After the rotation was complete, I went back to finish graduate school and learned that Pee Wee died of a stroke. She was 52. Her death really affected me and I began to look at how a person in America could die so young of a preventable health issue. That's when I learned about health disparities and discovered my passion for eliminating them.
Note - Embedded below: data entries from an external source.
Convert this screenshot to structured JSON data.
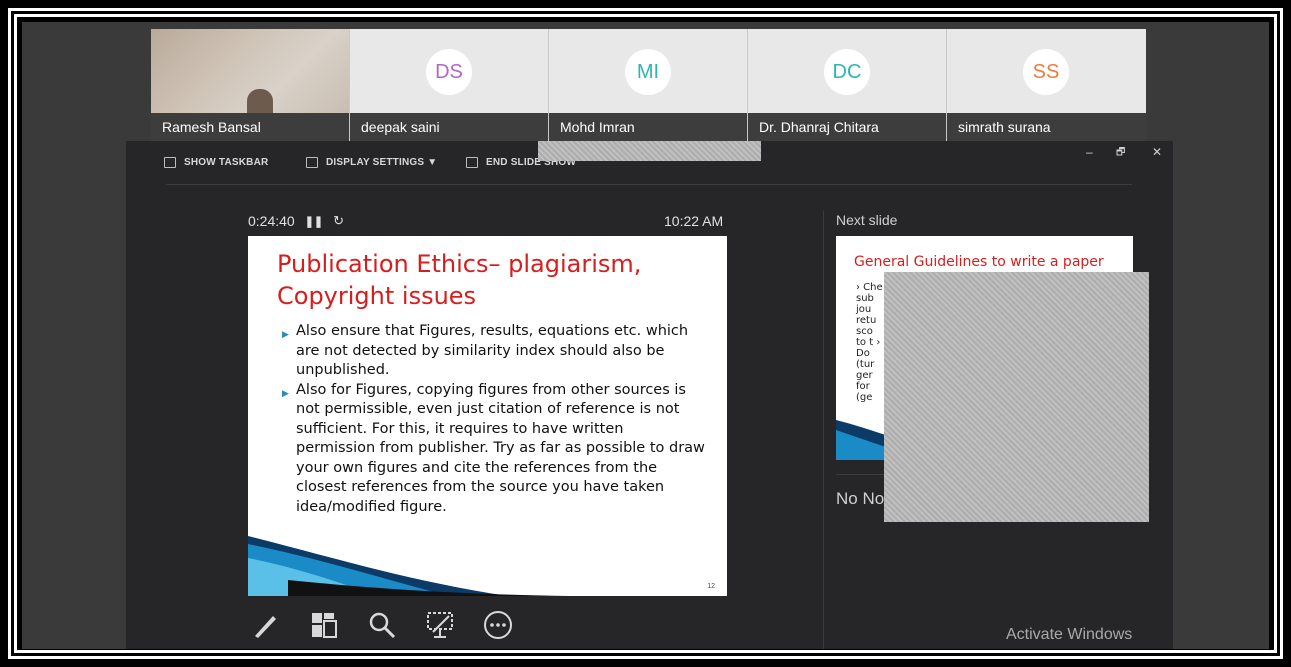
{
  "participants": [
    {
      "name": "Ramesh Bansal",
      "initials": "",
      "video": true
    },
    {
      "name": "deepak saini",
      "initials": "DS",
      "color": "#b565c7"
    },
    {
      "name": "Mohd Imran",
      "initials": "MI",
      "color": "#2eb6b0"
    },
    {
      "name": "Dr. Dhanraj Chitara",
      "initials": "DC",
      "color": "#2eb6b0"
    },
    {
      "name": "simrath surana",
      "initials": "SS",
      "color": "#f07a3a"
    }
  ],
  "toolbar": {
    "show_taskbar": "SHOW TASKBAR",
    "display_settings": "DISPLAY SETTINGS ▼",
    "end_slide_show": "END SLIDE SHOW",
    "minimize": "–",
    "restore": "🗗",
    "close": "✕"
  },
  "presenter": {
    "elapsed": "0:24:40",
    "pause_icon": "pause-icon",
    "reset_icon": "reset-icon",
    "clock": "10:22 AM"
  },
  "current_slide": {
    "title_line1": "Publication Ethics– plagiarism,",
    "title_line2": "Copyright issues",
    "bullets": [
      "Also ensure that Figures, results, equations etc. which are not detected by similarity index should also be unpublished.",
      "Also for Figures, copying figures from other sources is not permissible, even just citation of reference is not sufficient. For this, it requires to have written permission from publisher. Try as far as possible to draw your own figures and cite the references from the closest references from the source you have taken idea/modified figure."
    ],
    "slide_number": "12",
    "accent": "#d71e1e"
  },
  "next": {
    "label": "Next slide",
    "title": "General Guidelines to write a paper",
    "fragment": "› Che sub jou retu sco to t › Do (tur ger for (ge"
  },
  "notes": {
    "text": "No No"
  },
  "tools": [
    "pen-icon",
    "slide-grid-icon",
    "zoom-icon",
    "pointer-screen-icon",
    "more-icon"
  ],
  "watermark": "Activate Windows"
}
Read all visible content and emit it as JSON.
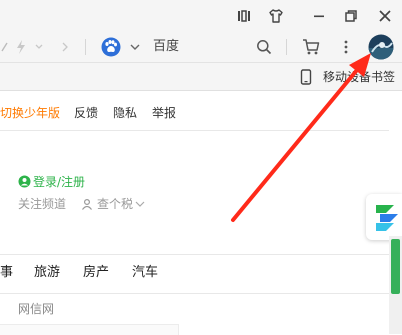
{
  "address_bar": {
    "search_engine": "百度"
  },
  "bookmark_bar": {
    "mobile_bookmarks": "移动设备书签"
  },
  "links": {
    "kids": "切换少年版",
    "feedback": "反馈",
    "privacy": "隐私",
    "report": "举报"
  },
  "user": {
    "login": "登录/注册",
    "follow_channels": "关注频道",
    "tax": "查个税"
  },
  "nav_tabs": [
    "事",
    "旅游",
    "房产",
    "汽车"
  ],
  "feed": {
    "source": "网信网"
  },
  "colors": {
    "orange": "#ff7a00",
    "green": "#2db34a",
    "annotation": "#ff2a1a",
    "search_engine_blue": "#2e6fd8"
  }
}
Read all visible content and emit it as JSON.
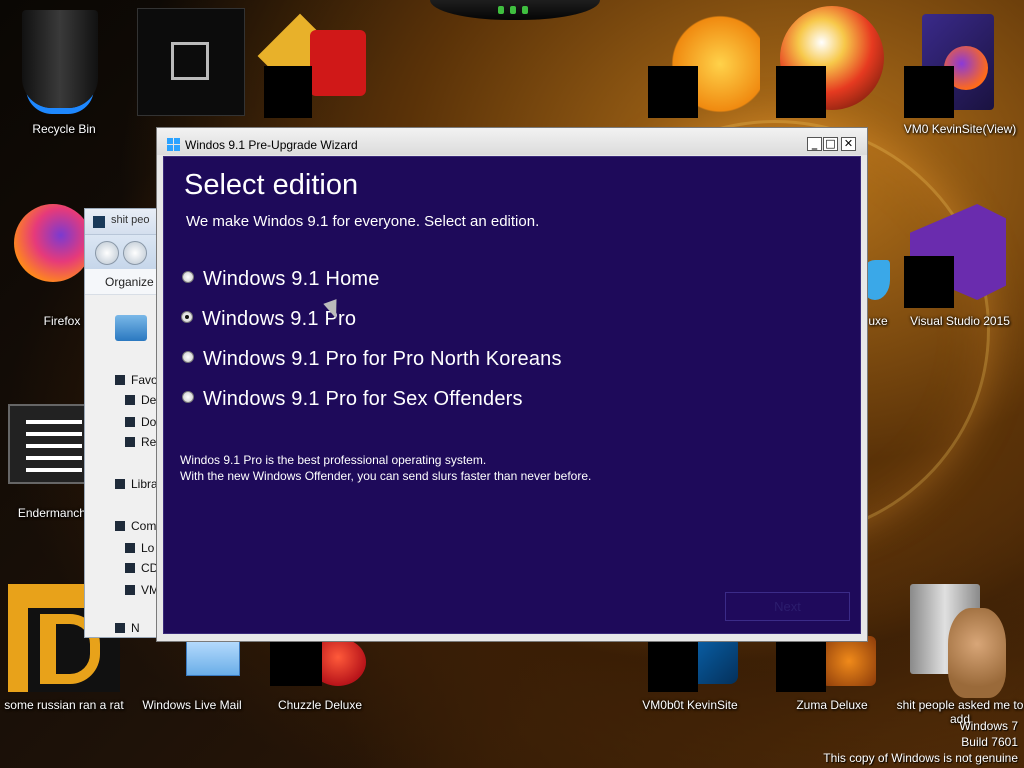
{
  "desktop": {
    "icons": [
      {
        "label": "Recycle Bin"
      },
      {
        "label": "Firefox"
      },
      {
        "label": "Endermanch@"
      },
      {
        "label": "VM0 KevinSite(View)"
      },
      {
        "label": "uxe"
      },
      {
        "label": "Visual Studio 2015"
      },
      {
        "label": "some russian ran a rat"
      },
      {
        "label": "Windows Live Mail"
      },
      {
        "label": "Chuzzle Deluxe"
      },
      {
        "label": "VM0b0t KevinSite"
      },
      {
        "label": "Zuma Deluxe"
      },
      {
        "label": "shit people asked me to add"
      }
    ],
    "genuine_notice": {
      "line1": "Windows 7",
      "line2": "Build 7601",
      "line3": "This copy of Windows is not genuine"
    }
  },
  "explorer": {
    "title": "shit peo",
    "organize": "Organize",
    "sidebar": [
      "Favo",
      "De",
      "Do",
      "Re",
      "Libra",
      "Com",
      "Lo",
      "CD",
      "VM",
      "N"
    ]
  },
  "wizard": {
    "window_title": "Windos 9.1 Pre-Upgrade Wizard",
    "buttons": {
      "minimize": "_",
      "maximize": "□",
      "close": "✕"
    },
    "heading": "Select edition",
    "subheading": "We make Windos 9.1 for everyone. Select an edition.",
    "editions": [
      {
        "label": "Windows 9.1 Home",
        "selected": false
      },
      {
        "label": "Windows 9.1 Pro",
        "selected": true
      },
      {
        "label": "Windows 9.1 Pro for Pro North Koreans",
        "selected": false
      },
      {
        "label": "Windows 9.1 Pro for Sex Offenders",
        "selected": false
      }
    ],
    "description_line1": "Windos 9.1 Pro is the best professional operating system.",
    "description_line2": "With the new Windows Offender, you can send slurs faster than never before.",
    "next_label": "Next"
  }
}
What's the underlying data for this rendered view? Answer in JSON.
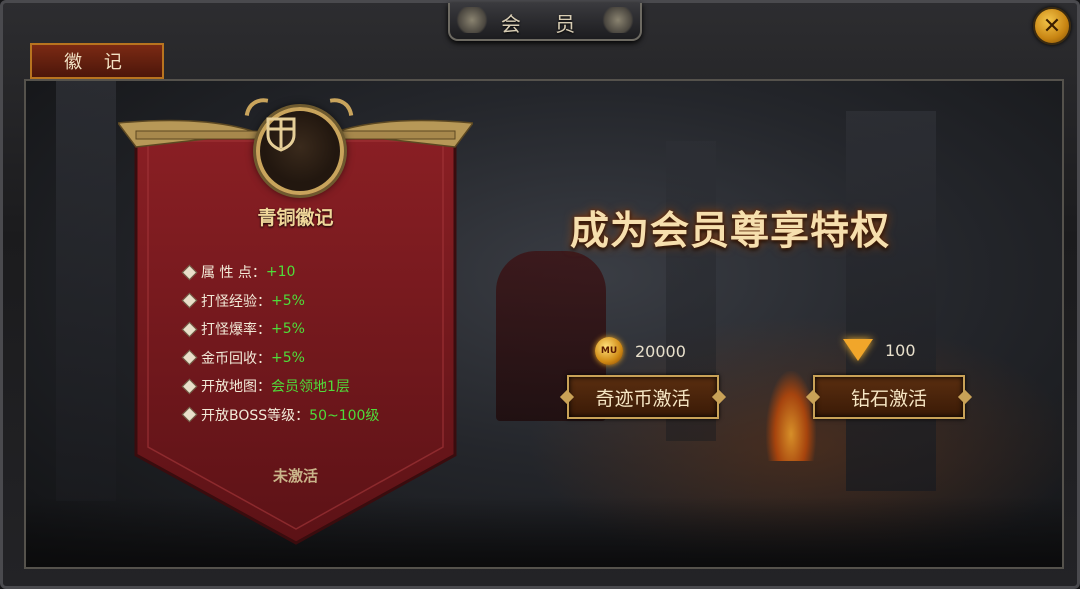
{
  "window": {
    "title": "会 员",
    "close_icon": "✕"
  },
  "tabs": [
    {
      "label": "徽 记",
      "active": true
    }
  ],
  "badge": {
    "name": "青铜徽记",
    "emblem_icon": "shield-emblem-icon",
    "stats": [
      {
        "label": "属 性 点：",
        "value": "+10"
      },
      {
        "label": "打怪经验：",
        "value": "+5%"
      },
      {
        "label": "打怪爆率：",
        "value": "+5%"
      },
      {
        "label": "金币回收：",
        "value": "+5%"
      },
      {
        "label": "开放地图：",
        "value": "会员领地1层"
      },
      {
        "label": "开放BOSS等级：",
        "value": "50~100级"
      }
    ],
    "status": "未激活"
  },
  "promo": {
    "headline": "成为会员尊享特权",
    "coin_option": {
      "icon": "miracle-coin-icon",
      "icon_text": "MU",
      "price": "20000",
      "button": "奇迹币激活"
    },
    "diamond_option": {
      "icon": "diamond-icon",
      "price": "100",
      "button": "钻石激活"
    }
  },
  "colors": {
    "stat_value": "#4fdc3a",
    "headline": "#f6dfae",
    "banner": "#7a1a1e",
    "gold_trim": "#c9a45c"
  }
}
I understand that I may not be able to complete this task in my lifetime however, I am completely comfortable with making it my life's work at Kaiser Permanente.

The Informal Sisterhood: Why Women of Color Bond Through the Barriers

"These women have walked a mile in my shoes, they understand the struggle," says Michelle Gadsden-Williams, Managing Director of Inclusion and Diversity for North America at Accenture, and panelist at DiversityInc's 2018 Women of Color and Their Allies event.

Produced by: Alana Winns
Videography by: Christian Carew

Marriott's Erika Alexander: The Best Leaders Cultivate the Best Teams

"There is no way to have an extraordinary team that drives outstanding results where women of color are not represented," says Erika Alexander, Chief Lodging Services Officer at Marriott, and panelist at DiversityInc's 2018 Women of Color and Their Allies event.

Produced by: Alana Winns
Videography by: Christian Carew

POPULAR WEBINARS

Career Advice on Handling Unconscious Bias

Executives from TD Bank and Monsanto collaborate to help us understand what unconscious bias is, how and why it exists, and how to address it from both an individual and organizational standpoint. The webinar concludes with almost 20 minutes of Q&A.

True

How Executive Diversity Councils Yield Talent Results

Sodexo's Rolddy Leyva, VP, Global Diversity & Inclusion, talks about how his company's Diversity Leadership Council sets strategic priorities & performance expectations for D&I at the U.S. regional level and drives accountability for progress.

True

The Differences Between Mentoring and Sponsorship

Randy Cobb, Director, Diversity & Inclusion, Southern Company and Matthew Hanzlik, Program Manager, Diversity & Inclusion, Nielsen talk about the differences between mentoring and sponsoring and give insights into how their companies leverage each.